§ **Assignment**
With the entries below as the source, tally the lines that contain the string "JSON" and give the number only.

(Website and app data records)

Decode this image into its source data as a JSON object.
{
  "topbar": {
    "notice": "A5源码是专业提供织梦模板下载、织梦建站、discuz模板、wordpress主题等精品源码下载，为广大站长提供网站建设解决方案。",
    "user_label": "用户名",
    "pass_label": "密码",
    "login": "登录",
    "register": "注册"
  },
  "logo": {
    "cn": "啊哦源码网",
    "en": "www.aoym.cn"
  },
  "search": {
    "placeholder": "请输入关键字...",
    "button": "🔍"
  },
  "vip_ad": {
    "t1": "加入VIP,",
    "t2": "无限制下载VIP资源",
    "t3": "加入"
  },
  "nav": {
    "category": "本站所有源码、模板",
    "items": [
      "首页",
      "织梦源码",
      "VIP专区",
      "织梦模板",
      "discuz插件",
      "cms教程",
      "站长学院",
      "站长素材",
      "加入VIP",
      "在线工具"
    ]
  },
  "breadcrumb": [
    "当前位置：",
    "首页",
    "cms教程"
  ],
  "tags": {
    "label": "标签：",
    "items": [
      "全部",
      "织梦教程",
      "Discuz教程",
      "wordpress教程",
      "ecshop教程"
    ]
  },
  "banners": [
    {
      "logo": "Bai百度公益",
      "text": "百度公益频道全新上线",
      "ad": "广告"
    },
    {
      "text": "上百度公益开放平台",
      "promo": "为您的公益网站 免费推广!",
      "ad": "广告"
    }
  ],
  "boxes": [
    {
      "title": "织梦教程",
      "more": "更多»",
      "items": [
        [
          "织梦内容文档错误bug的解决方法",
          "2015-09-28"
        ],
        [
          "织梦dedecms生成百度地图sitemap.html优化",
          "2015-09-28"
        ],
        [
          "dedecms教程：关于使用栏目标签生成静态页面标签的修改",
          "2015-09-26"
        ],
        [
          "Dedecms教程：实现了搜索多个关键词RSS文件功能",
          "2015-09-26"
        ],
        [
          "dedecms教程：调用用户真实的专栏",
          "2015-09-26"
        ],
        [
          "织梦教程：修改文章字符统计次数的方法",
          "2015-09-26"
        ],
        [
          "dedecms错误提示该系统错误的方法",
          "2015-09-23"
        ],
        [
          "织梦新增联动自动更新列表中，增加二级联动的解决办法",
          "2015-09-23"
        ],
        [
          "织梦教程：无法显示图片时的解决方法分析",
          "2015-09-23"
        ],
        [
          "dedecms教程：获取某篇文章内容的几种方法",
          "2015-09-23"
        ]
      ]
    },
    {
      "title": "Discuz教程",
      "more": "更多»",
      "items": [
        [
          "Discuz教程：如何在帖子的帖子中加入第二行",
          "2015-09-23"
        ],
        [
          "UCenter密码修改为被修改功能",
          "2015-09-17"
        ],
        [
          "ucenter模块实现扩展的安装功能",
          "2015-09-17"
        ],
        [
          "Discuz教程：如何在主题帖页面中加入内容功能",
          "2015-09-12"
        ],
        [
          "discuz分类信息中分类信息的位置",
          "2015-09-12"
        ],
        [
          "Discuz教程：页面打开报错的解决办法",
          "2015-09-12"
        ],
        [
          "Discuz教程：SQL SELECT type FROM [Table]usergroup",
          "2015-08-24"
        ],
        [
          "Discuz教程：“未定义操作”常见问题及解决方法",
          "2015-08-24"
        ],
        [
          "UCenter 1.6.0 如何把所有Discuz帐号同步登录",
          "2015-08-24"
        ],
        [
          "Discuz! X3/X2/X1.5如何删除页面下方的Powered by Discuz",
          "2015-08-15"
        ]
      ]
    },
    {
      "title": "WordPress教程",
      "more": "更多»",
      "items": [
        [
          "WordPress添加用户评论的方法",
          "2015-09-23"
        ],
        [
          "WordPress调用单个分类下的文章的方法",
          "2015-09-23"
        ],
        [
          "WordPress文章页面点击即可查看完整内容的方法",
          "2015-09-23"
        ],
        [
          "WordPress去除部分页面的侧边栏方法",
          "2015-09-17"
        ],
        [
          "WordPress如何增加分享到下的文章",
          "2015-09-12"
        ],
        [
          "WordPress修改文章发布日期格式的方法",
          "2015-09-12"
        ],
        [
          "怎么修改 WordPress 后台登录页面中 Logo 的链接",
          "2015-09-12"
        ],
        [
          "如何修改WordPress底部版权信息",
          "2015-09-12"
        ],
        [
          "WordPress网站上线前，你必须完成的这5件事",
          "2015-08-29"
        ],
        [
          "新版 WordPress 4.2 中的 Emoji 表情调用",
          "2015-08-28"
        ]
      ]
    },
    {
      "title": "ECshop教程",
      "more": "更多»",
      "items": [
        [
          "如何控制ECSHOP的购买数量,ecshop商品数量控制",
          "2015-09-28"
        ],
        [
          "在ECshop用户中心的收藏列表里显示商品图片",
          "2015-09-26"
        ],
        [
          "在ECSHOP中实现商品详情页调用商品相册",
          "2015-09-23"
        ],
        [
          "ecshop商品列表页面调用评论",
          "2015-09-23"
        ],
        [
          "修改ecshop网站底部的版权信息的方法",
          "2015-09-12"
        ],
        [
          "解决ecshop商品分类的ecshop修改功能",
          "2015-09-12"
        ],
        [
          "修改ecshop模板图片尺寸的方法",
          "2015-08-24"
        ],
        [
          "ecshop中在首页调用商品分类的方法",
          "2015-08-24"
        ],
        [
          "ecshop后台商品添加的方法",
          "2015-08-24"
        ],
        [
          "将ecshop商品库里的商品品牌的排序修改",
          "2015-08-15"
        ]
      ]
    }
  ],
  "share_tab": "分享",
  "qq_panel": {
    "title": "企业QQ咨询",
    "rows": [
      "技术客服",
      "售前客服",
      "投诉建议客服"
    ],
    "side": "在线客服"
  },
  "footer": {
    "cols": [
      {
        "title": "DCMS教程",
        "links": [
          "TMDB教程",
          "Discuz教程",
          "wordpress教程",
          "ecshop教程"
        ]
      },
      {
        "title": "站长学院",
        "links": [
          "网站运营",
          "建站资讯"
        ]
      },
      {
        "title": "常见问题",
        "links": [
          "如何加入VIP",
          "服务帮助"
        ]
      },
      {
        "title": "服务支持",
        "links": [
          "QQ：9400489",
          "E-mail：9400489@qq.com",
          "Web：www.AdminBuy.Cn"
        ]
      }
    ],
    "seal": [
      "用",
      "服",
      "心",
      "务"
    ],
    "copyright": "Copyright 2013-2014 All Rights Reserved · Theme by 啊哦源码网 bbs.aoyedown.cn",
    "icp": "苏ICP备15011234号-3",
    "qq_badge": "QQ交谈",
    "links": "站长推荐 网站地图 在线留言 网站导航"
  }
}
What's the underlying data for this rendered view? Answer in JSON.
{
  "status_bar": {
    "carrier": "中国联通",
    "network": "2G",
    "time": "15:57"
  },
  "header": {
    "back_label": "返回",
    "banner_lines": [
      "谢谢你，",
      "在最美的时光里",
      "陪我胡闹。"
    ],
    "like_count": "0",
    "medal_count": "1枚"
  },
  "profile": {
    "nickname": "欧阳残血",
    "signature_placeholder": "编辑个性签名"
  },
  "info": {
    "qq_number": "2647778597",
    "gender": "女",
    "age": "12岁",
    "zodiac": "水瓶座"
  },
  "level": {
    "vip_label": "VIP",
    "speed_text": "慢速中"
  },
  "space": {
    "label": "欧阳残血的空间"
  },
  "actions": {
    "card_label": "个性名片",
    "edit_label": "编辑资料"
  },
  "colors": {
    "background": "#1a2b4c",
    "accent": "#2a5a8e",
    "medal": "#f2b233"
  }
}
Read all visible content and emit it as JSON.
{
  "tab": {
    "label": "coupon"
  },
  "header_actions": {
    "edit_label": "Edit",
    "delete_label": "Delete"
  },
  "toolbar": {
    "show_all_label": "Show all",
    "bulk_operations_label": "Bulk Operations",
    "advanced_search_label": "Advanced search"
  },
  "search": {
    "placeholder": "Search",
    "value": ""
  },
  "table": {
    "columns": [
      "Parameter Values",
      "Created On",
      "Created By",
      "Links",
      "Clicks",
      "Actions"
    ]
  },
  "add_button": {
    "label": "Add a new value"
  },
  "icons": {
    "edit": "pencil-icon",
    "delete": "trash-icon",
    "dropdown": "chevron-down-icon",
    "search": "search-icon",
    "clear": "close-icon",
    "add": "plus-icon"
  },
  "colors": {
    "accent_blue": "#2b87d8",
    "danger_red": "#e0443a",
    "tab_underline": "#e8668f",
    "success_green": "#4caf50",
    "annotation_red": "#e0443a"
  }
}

§ **Task output**
3